- EXERCISE GOAL -
Sift the listing for lines that hold the string "Reproductor" and pull them out.

- DATA FOR THE TASK -

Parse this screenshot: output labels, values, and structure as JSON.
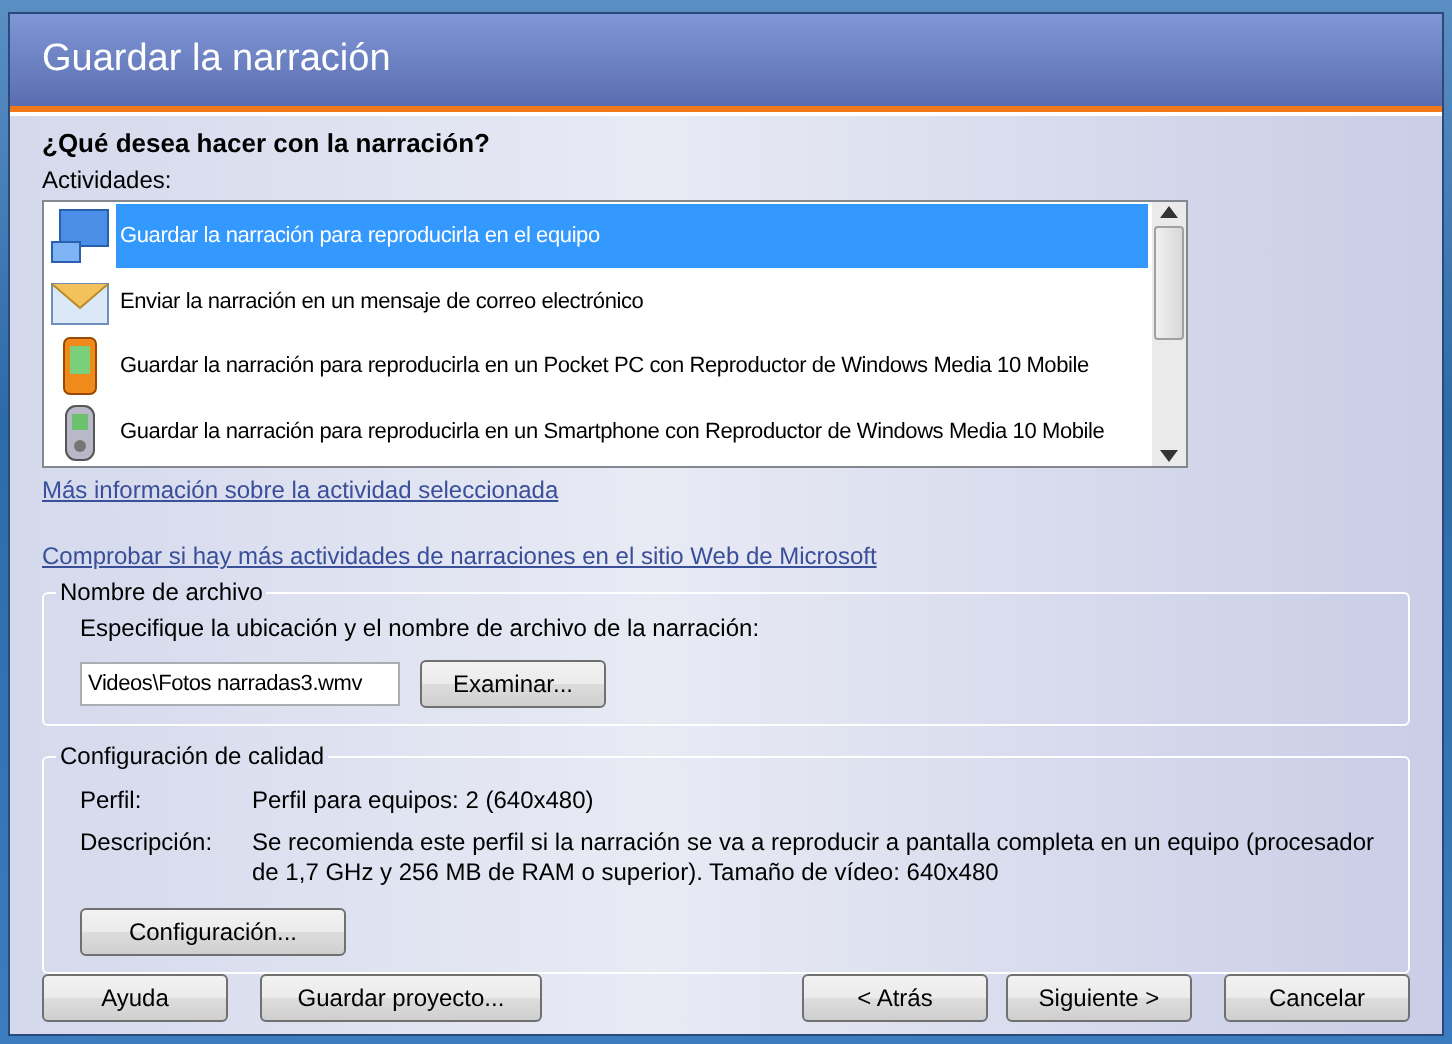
{
  "window": {
    "title": "Guardar la narración"
  },
  "question": "¿Qué desea hacer con la narración?",
  "activities": {
    "label": "Actividades:",
    "items": [
      {
        "kind": "computer",
        "label": "Guardar la narración para reproducirla en el equipo",
        "selected": true
      },
      {
        "kind": "email",
        "label": "Enviar la narración en un mensaje de correo electrónico",
        "selected": false
      },
      {
        "kind": "pocketpc",
        "label": "Guardar la narración para reproducirla en un Pocket PC con Reproductor de Windows Media 10 Mobile",
        "selected": false
      },
      {
        "kind": "smartphone",
        "label": "Guardar la narración para reproducirla en un Smartphone con Reproductor de Windows Media 10 Mobile",
        "selected": false
      }
    ]
  },
  "links": [
    "Más información sobre la actividad seleccionada",
    "Comprobar si hay más actividades de narraciones en el sitio Web de Microsoft"
  ],
  "file": {
    "legend": "Nombre de archivo",
    "prompt": "Especifique la ubicación y el nombre de archivo de la narración:",
    "value": "Videos\\Fotos narradas3.wmv",
    "browse": "Examinar..."
  },
  "quality": {
    "legend": "Configuración de calidad",
    "rows": [
      {
        "label": "Perfil:",
        "value": "Perfil para equipos: 2 (640x480)"
      },
      {
        "label": "Descripción:",
        "value": "Se recomienda este perfil si la narración se va a reproducir a pantalla completa en un equipo (procesador de 1,7 GHz y 256 MB de RAM o superior). Tamaño de vídeo: 640x480"
      }
    ],
    "settings": "Configuración..."
  },
  "buttons_left": [
    "Ayuda",
    "Guardar proyecto..."
  ],
  "buttons_right": [
    "< Atrás",
    "Siguiente >",
    "Cancelar"
  ]
}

- COMPLETED EXERCISE -
        "label": "Guardar la narración para reproducirla en un Pocket PC con Reproductor de Windows Media 10 Mobile",
        "label": "Guardar la narración para reproducirla en un Smartphone con Reproductor de Windows Media 10 Mobile",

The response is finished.